Task instructions :: For the listing below, show each line that includes the string "JSON".
-------- Given entries
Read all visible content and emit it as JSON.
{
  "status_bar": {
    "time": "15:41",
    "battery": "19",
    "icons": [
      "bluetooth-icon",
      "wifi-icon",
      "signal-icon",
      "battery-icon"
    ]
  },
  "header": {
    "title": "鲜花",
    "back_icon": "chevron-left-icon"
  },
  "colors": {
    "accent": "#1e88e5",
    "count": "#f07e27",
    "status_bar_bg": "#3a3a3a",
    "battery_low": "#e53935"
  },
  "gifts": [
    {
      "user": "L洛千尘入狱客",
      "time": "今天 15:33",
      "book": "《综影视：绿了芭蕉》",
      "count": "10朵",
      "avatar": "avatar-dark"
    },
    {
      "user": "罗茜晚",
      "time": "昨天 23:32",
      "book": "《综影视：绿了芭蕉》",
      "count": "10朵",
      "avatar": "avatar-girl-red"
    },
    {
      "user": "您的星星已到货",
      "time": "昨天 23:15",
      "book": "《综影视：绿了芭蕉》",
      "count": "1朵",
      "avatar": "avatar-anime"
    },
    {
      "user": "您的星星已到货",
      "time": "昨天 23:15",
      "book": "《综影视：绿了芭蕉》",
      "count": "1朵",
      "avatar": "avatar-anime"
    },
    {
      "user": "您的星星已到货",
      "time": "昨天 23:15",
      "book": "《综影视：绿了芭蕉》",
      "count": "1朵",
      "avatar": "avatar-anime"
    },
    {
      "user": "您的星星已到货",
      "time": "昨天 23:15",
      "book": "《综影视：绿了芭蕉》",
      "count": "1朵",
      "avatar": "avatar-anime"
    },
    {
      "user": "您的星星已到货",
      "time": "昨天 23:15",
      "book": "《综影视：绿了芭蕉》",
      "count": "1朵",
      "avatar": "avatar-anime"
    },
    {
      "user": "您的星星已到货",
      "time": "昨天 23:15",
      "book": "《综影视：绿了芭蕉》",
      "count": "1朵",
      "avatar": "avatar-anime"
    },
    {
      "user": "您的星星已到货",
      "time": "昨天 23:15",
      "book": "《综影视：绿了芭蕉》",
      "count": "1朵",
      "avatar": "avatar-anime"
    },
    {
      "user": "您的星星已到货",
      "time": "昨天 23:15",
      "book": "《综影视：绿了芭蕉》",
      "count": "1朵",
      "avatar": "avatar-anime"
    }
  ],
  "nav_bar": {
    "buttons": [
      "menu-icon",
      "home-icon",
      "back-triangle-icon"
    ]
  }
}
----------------
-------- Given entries
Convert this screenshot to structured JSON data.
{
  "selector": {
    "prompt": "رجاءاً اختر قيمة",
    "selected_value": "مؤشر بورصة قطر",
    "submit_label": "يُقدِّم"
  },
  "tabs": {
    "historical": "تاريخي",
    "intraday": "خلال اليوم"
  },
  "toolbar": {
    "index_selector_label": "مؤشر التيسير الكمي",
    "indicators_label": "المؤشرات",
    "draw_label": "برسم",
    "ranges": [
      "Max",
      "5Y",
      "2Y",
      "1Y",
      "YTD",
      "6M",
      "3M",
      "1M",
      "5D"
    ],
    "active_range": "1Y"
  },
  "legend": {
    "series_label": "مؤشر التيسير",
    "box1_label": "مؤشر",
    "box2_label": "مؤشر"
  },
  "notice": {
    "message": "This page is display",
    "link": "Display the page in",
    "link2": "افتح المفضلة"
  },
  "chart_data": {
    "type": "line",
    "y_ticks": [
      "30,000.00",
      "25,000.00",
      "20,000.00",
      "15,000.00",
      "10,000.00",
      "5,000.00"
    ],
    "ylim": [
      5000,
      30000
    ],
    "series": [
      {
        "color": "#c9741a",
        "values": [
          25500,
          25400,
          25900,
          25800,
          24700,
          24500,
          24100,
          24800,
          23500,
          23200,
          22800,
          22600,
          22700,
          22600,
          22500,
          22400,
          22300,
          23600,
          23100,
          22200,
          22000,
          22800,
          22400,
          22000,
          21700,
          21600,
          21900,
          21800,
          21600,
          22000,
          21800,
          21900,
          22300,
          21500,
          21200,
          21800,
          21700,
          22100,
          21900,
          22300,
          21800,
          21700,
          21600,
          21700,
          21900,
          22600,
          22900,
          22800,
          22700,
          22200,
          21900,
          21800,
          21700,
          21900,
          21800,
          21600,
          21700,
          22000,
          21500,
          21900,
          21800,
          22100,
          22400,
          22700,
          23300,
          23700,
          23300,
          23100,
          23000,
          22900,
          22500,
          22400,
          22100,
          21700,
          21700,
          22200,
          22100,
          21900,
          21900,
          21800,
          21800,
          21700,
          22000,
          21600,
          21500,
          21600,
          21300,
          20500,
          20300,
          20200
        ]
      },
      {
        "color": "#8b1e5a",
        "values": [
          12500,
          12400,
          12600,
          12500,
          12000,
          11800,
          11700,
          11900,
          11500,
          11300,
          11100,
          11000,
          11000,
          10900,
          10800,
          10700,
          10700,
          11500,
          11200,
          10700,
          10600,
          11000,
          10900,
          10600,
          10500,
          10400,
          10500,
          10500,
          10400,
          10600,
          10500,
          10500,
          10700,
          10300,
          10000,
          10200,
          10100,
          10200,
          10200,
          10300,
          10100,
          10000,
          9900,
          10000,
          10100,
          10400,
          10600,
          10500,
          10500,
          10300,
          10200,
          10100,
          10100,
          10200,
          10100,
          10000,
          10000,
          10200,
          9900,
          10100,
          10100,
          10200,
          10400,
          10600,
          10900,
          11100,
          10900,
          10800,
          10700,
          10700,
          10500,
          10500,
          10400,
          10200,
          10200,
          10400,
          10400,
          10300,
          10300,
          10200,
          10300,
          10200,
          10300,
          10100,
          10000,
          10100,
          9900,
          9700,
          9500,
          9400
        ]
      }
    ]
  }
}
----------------
Response box ::
Read all visible content and emit it as JSON.
Convert this screenshot to structured JSON data.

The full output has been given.